One thing etiquette experts don’t seem to agree on, however, is how the tradition first came about. The trend largely dominated American fashion from the late 1800s to an eventual climax in the mid to late 1950s. The general consensus among fashionistas and historical experts alike is that the trend originated from a combination of practicality and the poor wanting to imitate the rich.
The idea of the middle-class imitating the actions, clothing and lifestyles of the rich and famous is not a new concept. The idea was first coined by the French in the early 500s AD and plays heavily into the tradition of not wearing white after Labor Day.
Up until the mid-1950s, rich and famous city dwellers would drape themselves in white linens and cottons in order to beat the summer heat. Much of this had to do with the fact that air conditioning had not yet been invented. When the rich would return from their summer homes in the country, they would switch their wardrobe to darker, warmer clothes in preparation for the winter. The switch to darker clothes also had the added benefit of announcing to the world that they were wealthy enough to purchase an entirely new wardrobe on a whim.
Much of the switch to white for the summer months had to do with practicality. “Not only was there no air-conditioning, but people did not go around in T shirts and halter tops. They wore what we would now consider fairly formal clothes,” said Miss Manners columnist Judith Martin. “And white is of a lighter weight.”
Judging by what designers have sent down the runway this fall, old Labor Day traditions aren’t likely to be followed by many.
Even with that being said, the transition to wearing white after Labor Day can be tough; especially for those who have abided by the rule for their whole lives. In order to make the switch as easy as possible, here are a few tips to help ease your transition.
1. Pair white with darker colors
Instead of wearing an outfit dominated by white, blocking out your colors can be a smart choice for the colder winter months. Dark hoodies with accents of white can be perfect for corporate holiday parties.
2. Consider wearing alternate colors
Alternate colors such as red, black and charcoal can be a great way to transition your wardrobe from the heat of summer to the cold of winter.
3. Accessorize in white
The easiest and most conservative way to wear white in winter is to accessorize.

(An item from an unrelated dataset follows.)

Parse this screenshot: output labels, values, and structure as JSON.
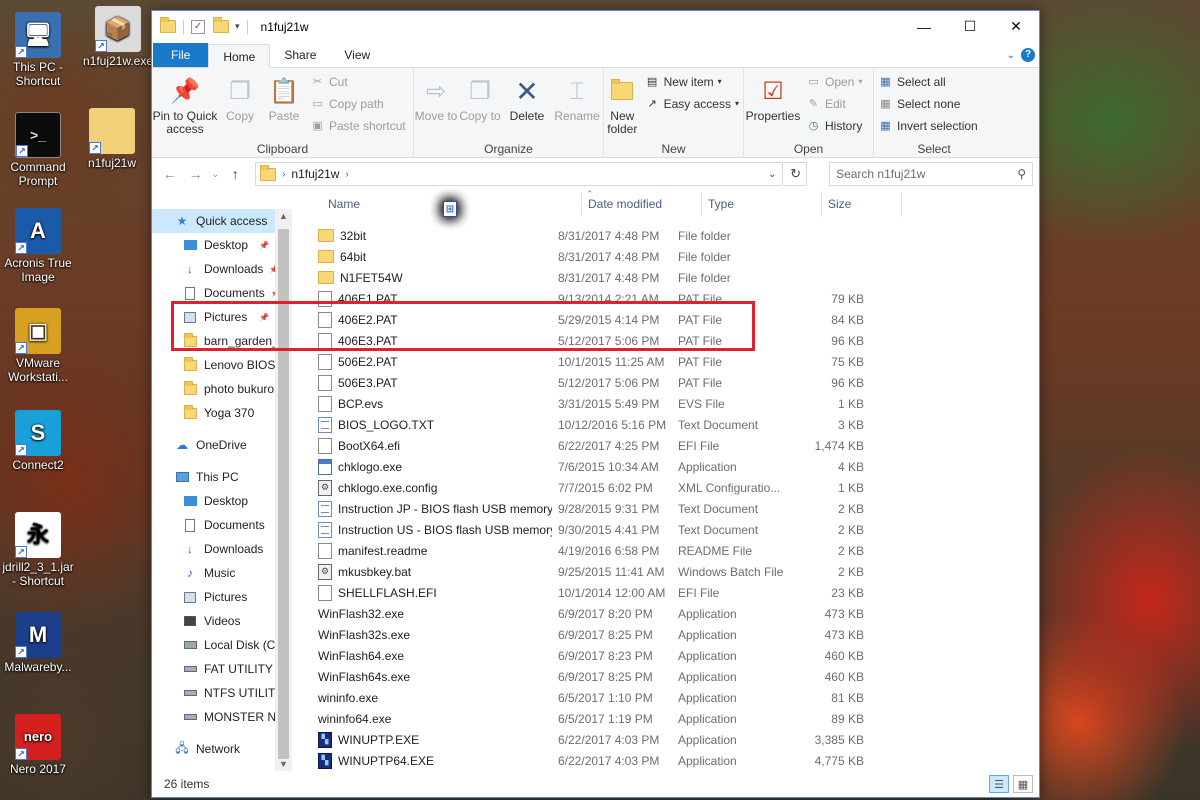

A white tote, belt or necklace can be the perfect complement to an otherwise dark outfit.
Despite over a century of tradition, it appears as though the fashion industry has embraced the idea of wearing white after Labor Day. Elle Magazine summed it up best, stating that. “Nobody cares who wears what as long as it looks good.”